As Far As Far Enough is pedantic reading that can provide a couple of hours of diversion. The basis of a good story is there, but the characters are sometimes superficial and underdeveloped. At times the reader doesn't care what happens to them because there is little to no engagement. The solution the women come up with to free them from the senator's control is ridiculous at best and disturbing for its callousness. Without giving away a plot point, suffice it to say that what they do is done for all of the wrong reasons. The different elements of the story don't blend, but come in fits and starts and sometimes don't ring true. When Senator Torrington finally makes his appearance, he comes off more as a Mafia don than a skilled politician. The collapse of the Torrington family is awkward and Meri's behavior often borders on neurotic. The story does have redeeming points however. The plot line, though not fully developed, has some directions that aren't predictable and therefore keep it interesting. The supporting characters are indeed "characters." Aunt Beatrice strikes a nice balance between being shocked and then supportive when she discovers the women's relationship and there is a horse that provides some humorous incidents. The people in the town are perhaps a little too "rustic," but that doesn't mean they aren't accurate to some places.

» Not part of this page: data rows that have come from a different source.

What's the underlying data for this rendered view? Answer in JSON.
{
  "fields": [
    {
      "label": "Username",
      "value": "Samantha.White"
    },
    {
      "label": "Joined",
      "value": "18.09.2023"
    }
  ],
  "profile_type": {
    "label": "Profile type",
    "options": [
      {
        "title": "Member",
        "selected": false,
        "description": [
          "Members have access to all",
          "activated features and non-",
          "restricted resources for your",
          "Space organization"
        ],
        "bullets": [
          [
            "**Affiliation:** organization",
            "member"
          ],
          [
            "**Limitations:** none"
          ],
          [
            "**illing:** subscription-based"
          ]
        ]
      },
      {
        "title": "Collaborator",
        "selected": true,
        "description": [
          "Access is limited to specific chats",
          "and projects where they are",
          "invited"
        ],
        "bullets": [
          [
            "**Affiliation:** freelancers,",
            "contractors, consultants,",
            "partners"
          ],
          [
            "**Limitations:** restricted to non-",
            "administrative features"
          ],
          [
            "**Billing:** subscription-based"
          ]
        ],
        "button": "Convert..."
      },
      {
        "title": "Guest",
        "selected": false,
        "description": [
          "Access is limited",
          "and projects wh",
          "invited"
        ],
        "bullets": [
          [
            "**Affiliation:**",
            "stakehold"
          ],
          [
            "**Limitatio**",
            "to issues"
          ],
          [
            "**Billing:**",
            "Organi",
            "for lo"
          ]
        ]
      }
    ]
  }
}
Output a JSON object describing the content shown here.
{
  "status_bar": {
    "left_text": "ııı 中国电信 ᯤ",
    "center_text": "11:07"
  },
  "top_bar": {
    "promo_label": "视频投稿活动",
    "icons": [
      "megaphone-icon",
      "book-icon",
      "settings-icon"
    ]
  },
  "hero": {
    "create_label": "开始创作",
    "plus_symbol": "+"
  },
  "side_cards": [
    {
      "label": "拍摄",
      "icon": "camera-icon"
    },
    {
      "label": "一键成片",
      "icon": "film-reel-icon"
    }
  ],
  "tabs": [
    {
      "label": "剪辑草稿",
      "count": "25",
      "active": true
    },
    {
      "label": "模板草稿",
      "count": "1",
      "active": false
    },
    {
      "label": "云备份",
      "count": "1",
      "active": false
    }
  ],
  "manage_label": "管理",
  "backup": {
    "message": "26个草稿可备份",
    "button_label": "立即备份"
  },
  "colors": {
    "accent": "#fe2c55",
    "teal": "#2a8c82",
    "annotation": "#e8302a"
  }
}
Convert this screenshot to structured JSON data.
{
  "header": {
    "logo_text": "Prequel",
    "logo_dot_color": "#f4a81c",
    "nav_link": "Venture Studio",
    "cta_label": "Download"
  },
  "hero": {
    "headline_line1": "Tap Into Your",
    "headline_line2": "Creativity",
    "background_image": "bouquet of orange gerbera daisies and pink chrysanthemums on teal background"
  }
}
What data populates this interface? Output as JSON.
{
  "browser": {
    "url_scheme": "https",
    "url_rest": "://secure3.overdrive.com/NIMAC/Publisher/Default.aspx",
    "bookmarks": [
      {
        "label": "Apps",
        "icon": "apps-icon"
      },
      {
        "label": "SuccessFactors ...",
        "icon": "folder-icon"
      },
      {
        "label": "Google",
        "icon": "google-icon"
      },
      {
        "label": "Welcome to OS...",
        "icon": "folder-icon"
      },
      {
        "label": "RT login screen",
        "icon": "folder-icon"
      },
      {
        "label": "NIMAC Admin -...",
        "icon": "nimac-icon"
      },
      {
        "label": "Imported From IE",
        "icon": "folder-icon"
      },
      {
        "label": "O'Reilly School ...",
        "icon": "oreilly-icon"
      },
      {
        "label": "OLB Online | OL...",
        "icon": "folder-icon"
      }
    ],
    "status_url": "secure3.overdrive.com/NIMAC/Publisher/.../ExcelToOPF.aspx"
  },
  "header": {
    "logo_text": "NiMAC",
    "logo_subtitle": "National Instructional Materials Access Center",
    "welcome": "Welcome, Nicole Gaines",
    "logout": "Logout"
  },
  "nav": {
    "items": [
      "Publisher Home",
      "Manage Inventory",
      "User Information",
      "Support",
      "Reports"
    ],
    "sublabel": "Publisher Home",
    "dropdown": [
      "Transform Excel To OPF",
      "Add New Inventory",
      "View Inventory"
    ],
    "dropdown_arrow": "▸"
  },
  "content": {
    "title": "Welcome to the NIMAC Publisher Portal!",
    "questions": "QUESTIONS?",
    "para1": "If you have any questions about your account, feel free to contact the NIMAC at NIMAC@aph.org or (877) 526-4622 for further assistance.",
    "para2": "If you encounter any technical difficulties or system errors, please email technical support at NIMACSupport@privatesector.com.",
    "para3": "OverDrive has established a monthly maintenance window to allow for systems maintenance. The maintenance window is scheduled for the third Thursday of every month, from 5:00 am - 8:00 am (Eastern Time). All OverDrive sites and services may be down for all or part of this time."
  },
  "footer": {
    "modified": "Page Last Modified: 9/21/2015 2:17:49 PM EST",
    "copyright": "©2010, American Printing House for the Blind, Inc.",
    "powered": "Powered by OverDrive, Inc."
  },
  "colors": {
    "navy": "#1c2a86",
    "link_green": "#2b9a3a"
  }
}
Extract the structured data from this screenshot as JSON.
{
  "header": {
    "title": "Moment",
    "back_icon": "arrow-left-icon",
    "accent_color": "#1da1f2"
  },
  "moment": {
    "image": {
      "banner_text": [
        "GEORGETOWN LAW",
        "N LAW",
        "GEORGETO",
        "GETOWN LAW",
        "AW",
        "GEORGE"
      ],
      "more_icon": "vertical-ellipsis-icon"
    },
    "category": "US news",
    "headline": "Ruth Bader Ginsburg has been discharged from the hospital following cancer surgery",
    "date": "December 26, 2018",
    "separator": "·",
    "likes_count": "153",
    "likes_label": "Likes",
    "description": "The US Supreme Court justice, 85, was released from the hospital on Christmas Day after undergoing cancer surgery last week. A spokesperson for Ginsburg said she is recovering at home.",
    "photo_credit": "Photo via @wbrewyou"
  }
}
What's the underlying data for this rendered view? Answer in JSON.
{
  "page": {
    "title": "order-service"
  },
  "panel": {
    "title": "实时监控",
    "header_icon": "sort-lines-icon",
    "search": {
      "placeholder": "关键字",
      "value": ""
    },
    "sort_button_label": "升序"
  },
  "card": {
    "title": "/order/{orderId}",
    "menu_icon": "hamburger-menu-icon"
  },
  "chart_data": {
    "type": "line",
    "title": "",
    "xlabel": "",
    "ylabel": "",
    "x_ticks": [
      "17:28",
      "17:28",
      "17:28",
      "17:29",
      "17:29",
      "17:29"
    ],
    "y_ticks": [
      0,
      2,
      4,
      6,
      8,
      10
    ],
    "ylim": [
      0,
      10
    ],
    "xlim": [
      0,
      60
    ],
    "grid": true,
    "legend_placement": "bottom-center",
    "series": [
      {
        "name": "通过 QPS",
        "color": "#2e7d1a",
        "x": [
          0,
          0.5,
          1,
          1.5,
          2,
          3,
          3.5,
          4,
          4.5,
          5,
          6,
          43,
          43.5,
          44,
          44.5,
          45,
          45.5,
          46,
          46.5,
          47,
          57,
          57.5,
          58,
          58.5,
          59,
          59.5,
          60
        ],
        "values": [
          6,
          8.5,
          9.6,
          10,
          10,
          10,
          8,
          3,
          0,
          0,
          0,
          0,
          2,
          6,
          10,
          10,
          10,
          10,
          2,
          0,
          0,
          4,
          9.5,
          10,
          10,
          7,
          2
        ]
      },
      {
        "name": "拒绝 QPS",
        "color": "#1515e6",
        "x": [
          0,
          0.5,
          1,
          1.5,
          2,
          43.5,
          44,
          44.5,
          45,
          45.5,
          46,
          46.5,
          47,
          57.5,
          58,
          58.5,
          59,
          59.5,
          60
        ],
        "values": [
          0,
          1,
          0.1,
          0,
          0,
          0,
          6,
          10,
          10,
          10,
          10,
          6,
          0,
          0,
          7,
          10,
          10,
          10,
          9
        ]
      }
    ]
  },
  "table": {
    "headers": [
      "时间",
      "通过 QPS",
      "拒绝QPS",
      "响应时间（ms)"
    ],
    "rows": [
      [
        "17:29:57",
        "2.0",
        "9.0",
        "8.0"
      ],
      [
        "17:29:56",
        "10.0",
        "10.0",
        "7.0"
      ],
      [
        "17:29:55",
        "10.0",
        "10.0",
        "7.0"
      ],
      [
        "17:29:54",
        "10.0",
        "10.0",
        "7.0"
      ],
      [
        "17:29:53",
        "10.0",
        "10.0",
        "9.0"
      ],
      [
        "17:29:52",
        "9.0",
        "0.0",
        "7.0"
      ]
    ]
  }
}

As Far As Far Enough shows that Claire Rooney has the basics of storytelling and it will be interesting to see how she develops her skill in later books. The book is a short, quick read and fine for a few hours of entertainment. That's probably what most readers are looking for in the first place.